Task brief
Looking at the records below, count how many lines contain the string "grid". Give that number alone.

========

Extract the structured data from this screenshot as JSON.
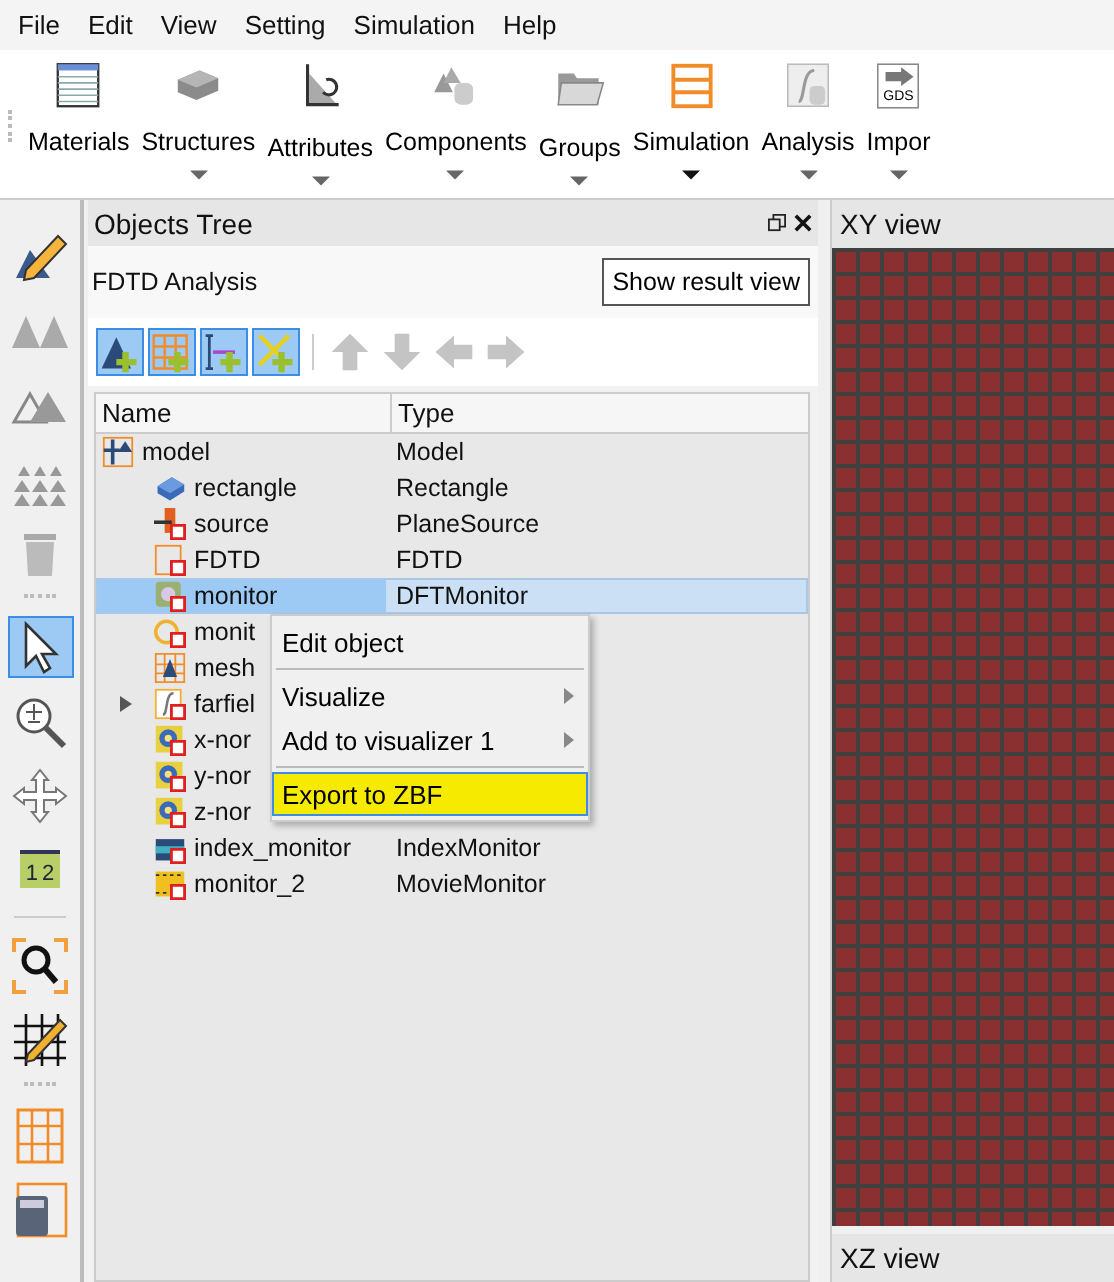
{
  "menu_bar": [
    {
      "label": "File"
    },
    {
      "label": "Edit"
    },
    {
      "label": "View"
    },
    {
      "label": "Setting"
    },
    {
      "label": "Simulation"
    },
    {
      "label": "Help"
    }
  ],
  "ribbon": [
    {
      "label": "Materials",
      "kind": "materials",
      "dropdown": false
    },
    {
      "label": "Structures",
      "kind": "structures",
      "dropdown": true
    },
    {
      "label": "Attributes",
      "kind": "attributes",
      "dropdown": true
    },
    {
      "label": "Components",
      "kind": "components",
      "dropdown": true
    },
    {
      "label": "Groups",
      "kind": "groups",
      "dropdown": true
    },
    {
      "label": "Simulation",
      "kind": "simulation",
      "dropdown": true
    },
    {
      "label": "Analysis",
      "kind": "analysis",
      "dropdown": true
    },
    {
      "label": "Impor",
      "kind": "import",
      "dropdown": true,
      "icon_text": "GDS"
    }
  ],
  "side_tools": [
    {
      "kind": "pencil",
      "selected": false
    },
    {
      "kind": "tri-small",
      "selected": false
    },
    {
      "kind": "tri-outline",
      "selected": false
    },
    {
      "kind": "pyramid",
      "selected": false
    },
    {
      "kind": "trash",
      "selected": false
    },
    {
      "kind": "grip"
    },
    {
      "kind": "pointer",
      "selected": true
    },
    {
      "kind": "zoom",
      "selected": false
    },
    {
      "kind": "move",
      "selected": false
    },
    {
      "kind": "ruler",
      "selected": false,
      "texts": [
        "1",
        "2"
      ]
    },
    {
      "kind": "sep"
    },
    {
      "kind": "zoom-frame",
      "selected": false
    },
    {
      "kind": "grid-pencil",
      "selected": false
    },
    {
      "kind": "grip"
    },
    {
      "kind": "grid",
      "selected": false
    },
    {
      "kind": "calc-grid",
      "selected": false
    }
  ],
  "objects_tree": {
    "title": "Objects Tree",
    "subtitle": "FDTD Analysis",
    "result_button": "Show result view",
    "tools": [
      {
        "kind": "add-structure",
        "disabled": false
      },
      {
        "kind": "add-mesh",
        "disabled": false
      },
      {
        "kind": "add-ruler",
        "disabled": false
      },
      {
        "kind": "add-cross",
        "disabled": false
      },
      {
        "kind": "up",
        "disabled": true
      },
      {
        "kind": "down",
        "disabled": true
      },
      {
        "kind": "left",
        "disabled": true
      },
      {
        "kind": "right",
        "disabled": true
      }
    ],
    "columns": [
      "Name",
      "Type"
    ],
    "rows": [
      {
        "name": "model",
        "type": "Model",
        "kind": "model",
        "selected": false,
        "children": [
          {
            "name": "rectangle",
            "type": "Rectangle",
            "kind": "rect",
            "selected": false
          },
          {
            "name": "source",
            "type": "PlaneSource",
            "kind": "source",
            "selected": false
          },
          {
            "name": "FDTD",
            "type": "FDTD",
            "kind": "fdtd",
            "selected": false
          },
          {
            "name": "monitor",
            "type": "DFTMonitor",
            "kind": "dft",
            "selected": true
          },
          {
            "name": "monit",
            "kind": "time",
            "selected": false
          },
          {
            "name": "mesh",
            "kind": "mesh",
            "selected": false
          },
          {
            "name": "farfiel",
            "kind": "func",
            "selected": false,
            "expanded": false
          },
          {
            "name": "x-nor",
            "kind": "norm",
            "selected": false
          },
          {
            "name": "y-nor",
            "kind": "norm",
            "selected": false
          },
          {
            "name": "z-nor",
            "kind": "norm",
            "selected": false
          },
          {
            "name": "index_monitor",
            "type": "IndexMonitor",
            "kind": "index",
            "selected": false
          },
          {
            "name": "monitor_2",
            "type": "MovieMonitor",
            "kind": "movie",
            "selected": false
          }
        ]
      }
    ]
  },
  "context_menu": [
    {
      "kind": "item",
      "label": "Edit object",
      "submenu": false,
      "selected": false
    },
    {
      "kind": "separator"
    },
    {
      "kind": "item",
      "label": "Visualize",
      "submenu": true,
      "selected": false
    },
    {
      "kind": "item",
      "label": "Add to visualizer 1",
      "submenu": true,
      "selected": false
    },
    {
      "kind": "separator"
    },
    {
      "kind": "item",
      "label": "Export to ZBF",
      "submenu": false,
      "selected": true
    }
  ],
  "views": [
    {
      "title": "XY view"
    },
    {
      "title": "XZ view"
    }
  ]
}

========

Exercise output
3